Numbers obtained from the Addis Ababa City Abattoir Enterprise strengthens this fact. The figures indicates that the number of people who consumes meat during fasting season is increasing overtime. According to Tekola Hailu, slaughter section and meat distribution head at the abattoir, compared with the previous years, the demand has risen almost by half. He estimates that during the past one week, since the start of the fasting season, at 2,112 oxen and some 3,000 goat and sheep have been slaughtered in the abattoir. “Currently, our distribution focuses in areas like Arada, Mercato, Lideta, Saris and some parts of Bole. And the reason of this, according to Tekola, is because the butcheries relocate to these specific areas in search of new customers. “I’m certain that it will go much higher in the middle of the lent season; and as such we have not encountered meat demand so high in the past,” Tekola told The Reporter. He says that the demand for meat actually starts to increase a couple of weeks after the start of lent. Moreover, he argues that the figure is bound to go up when one considers the level of illegal slaughters that is going on in the city.
From the perspective of health, many nutritionist and physicians often say that relegating important sources of protein and other nutrients from the diet is quite damaging for human beings. They are often heard arguing that taking those essential foods out of the menu for such a long period of time is quite unwise.
Tesfai Gebrekidan (MD), wrote in his paper published by www.ethnomed.org entitled “ABIY TSOM (The Great Lent)” that it will be difficult to remain dependent on vegetables and cereals alone for such a long period of time especially for those people who has got health related issues. He advises people who are diabetic to adjust proper level of insulin during fasting season. In fact, the Ethiopian Orthodox Church (EOC) also says that the sick and weak, including people who are traveling might be exempted from fasting; or can perform it for a much reduced time period.
Fish can be considered to the only replacement for meat in the Ethiopian diet during the lent season. For Christians like Medhanit Aschalew, a secretary in her early 30s and is married with one child, the menu in the fasting season is rather healthy. It is a blessing in disguise to shift the menu to vegetables, she argues, since it will reduce fat intake. Every day, she fills her refrigerator with fruits and vegetables. She is also of the view that vegetables make a better dish than meat. Siljo, a juicy sauce she makes out of the fava beans, yesuff fitfit, dipping sauce made from sun flower seeds, and yeshimbra assa, a roasted tasty food she makes from pea flour are amongst the fasting cuisine she has in her in-house menu. “It even gives me the opportunity to train myself into becoming a good cock,” she says.

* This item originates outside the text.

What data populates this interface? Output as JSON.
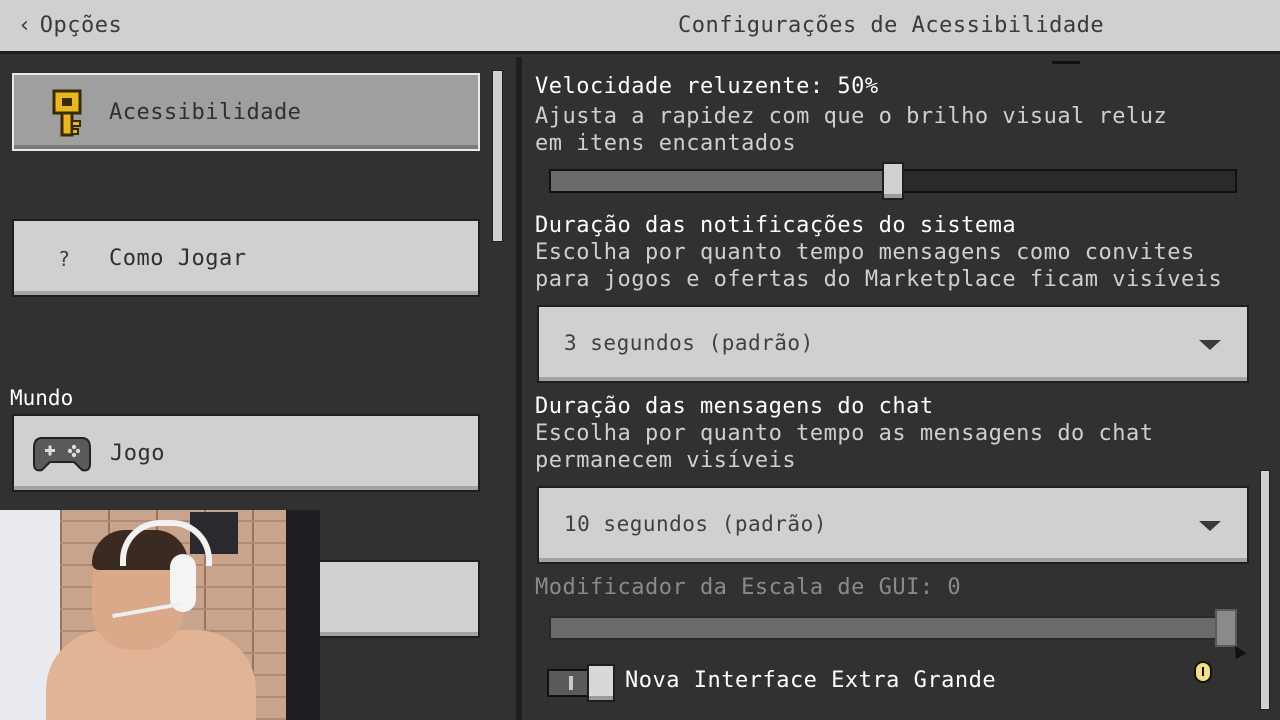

Albas Berhanu, a cook working for a well-to-do family, for instance says that she prepares 5-10 different types of food items a day during this lent season. “Usually, cabbage, lentil, tomato and vegetable soup dominate the dish,” she told The Reporter. She says preparing fasting dishes is not as easy as it looks. As a result, she often finds it difficult to do the job even with a hired help beside her. Even though she is not certain to comment on the family’s dining culture on a regular day, she says that it is not more than five different dishes a day.
The effect of the lent season also resonates in restaurants, nightclubs and bars. Fasting people tend to prefer going to the juice bars and cultural night clubs in where liturgically based Zelesegna and Bagana music are played instead. It, however, seems to be different these days as life goes on as usual for some who willingly cross the norms of the fasting culture.
Source: The Reporter